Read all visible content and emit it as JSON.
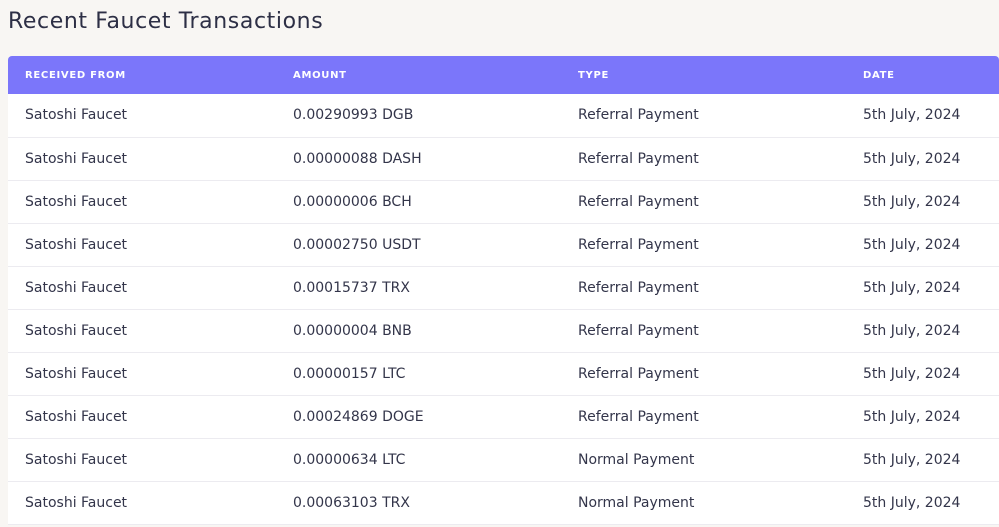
{
  "page": {
    "title": "Recent Faucet Transactions"
  },
  "table": {
    "headers": {
      "received_from": "RECEIVED FROM",
      "amount": "AMOUNT",
      "type": "TYPE",
      "date": "DATE"
    },
    "rows": [
      {
        "received_from": "Satoshi Faucet",
        "amount": "0.00290993 DGB",
        "type": "Referral Payment",
        "date": "5th July, 2024"
      },
      {
        "received_from": "Satoshi Faucet",
        "amount": "0.00000088 DASH",
        "type": "Referral Payment",
        "date": "5th July, 2024"
      },
      {
        "received_from": "Satoshi Faucet",
        "amount": "0.00000006 BCH",
        "type": "Referral Payment",
        "date": "5th July, 2024"
      },
      {
        "received_from": "Satoshi Faucet",
        "amount": "0.00002750 USDT",
        "type": "Referral Payment",
        "date": "5th July, 2024"
      },
      {
        "received_from": "Satoshi Faucet",
        "amount": "0.00015737 TRX",
        "type": "Referral Payment",
        "date": "5th July, 2024"
      },
      {
        "received_from": "Satoshi Faucet",
        "amount": "0.00000004 BNB",
        "type": "Referral Payment",
        "date": "5th July, 2024"
      },
      {
        "received_from": "Satoshi Faucet",
        "amount": "0.00000157 LTC",
        "type": "Referral Payment",
        "date": "5th July, 2024"
      },
      {
        "received_from": "Satoshi Faucet",
        "amount": "0.00024869 DOGE",
        "type": "Referral Payment",
        "date": "5th July, 2024"
      },
      {
        "received_from": "Satoshi Faucet",
        "amount": "0.00000634 LTC",
        "type": "Normal Payment",
        "date": "5th July, 2024"
      },
      {
        "received_from": "Satoshi Faucet",
        "amount": "0.00063103 TRX",
        "type": "Normal Payment",
        "date": "5th July, 2024"
      }
    ]
  }
}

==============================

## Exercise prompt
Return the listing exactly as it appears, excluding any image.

## Solution for this exercise
Read all visible content and emit it as JSON.
{
  "page": {
    "title": "Recent Faucet Transactions"
  },
  "table": {
    "headers": {
      "received_from": "RECEIVED FROM",
      "amount": "AMOUNT",
      "type": "TYPE",
      "date": "DATE"
    },
    "rows": [
      {
        "received_from": "Satoshi Faucet",
        "amount": "0.00290993 DGB",
        "type": "Referral Payment",
        "date": "5th July, 2024"
      },
      {
        "received_from": "Satoshi Faucet",
        "amount": "0.00000088 DASH",
        "type": "Referral Payment",
        "date": "5th July, 2024"
      },
      {
        "received_from": "Satoshi Faucet",
        "amount": "0.00000006 BCH",
        "type": "Referral Payment",
        "date": "5th July, 2024"
      },
      {
        "received_from": "Satoshi Faucet",
        "amount": "0.00002750 USDT",
        "type": "Referral Payment",
        "date": "5th July, 2024"
      },
      {
        "received_from": "Satoshi Faucet",
        "amount": "0.00015737 TRX",
        "type": "Referral Payment",
        "date": "5th July, 2024"
      },
      {
        "received_from": "Satoshi Faucet",
        "amount": "0.00000004 BNB",
        "type": "Referral Payment",
        "date": "5th July, 2024"
      },
      {
        "received_from": "Satoshi Faucet",
        "amount": "0.00000157 LTC",
        "type": "Referral Payment",
        "date": "5th July, 2024"
      },
      {
        "received_from": "Satoshi Faucet",
        "amount": "0.00024869 DOGE",
        "type": "Referral Payment",
        "date": "5th July, 2024"
      },
      {
        "received_from": "Satoshi Faucet",
        "amount": "0.00000634 LTC",
        "type": "Normal Payment",
        "date": "5th July, 2024"
      },
      {
        "received_from": "Satoshi Faucet",
        "amount": "0.00063103 TRX",
        "type": "Normal Payment",
        "date": "5th July, 2024"
      }
    ]
  }
}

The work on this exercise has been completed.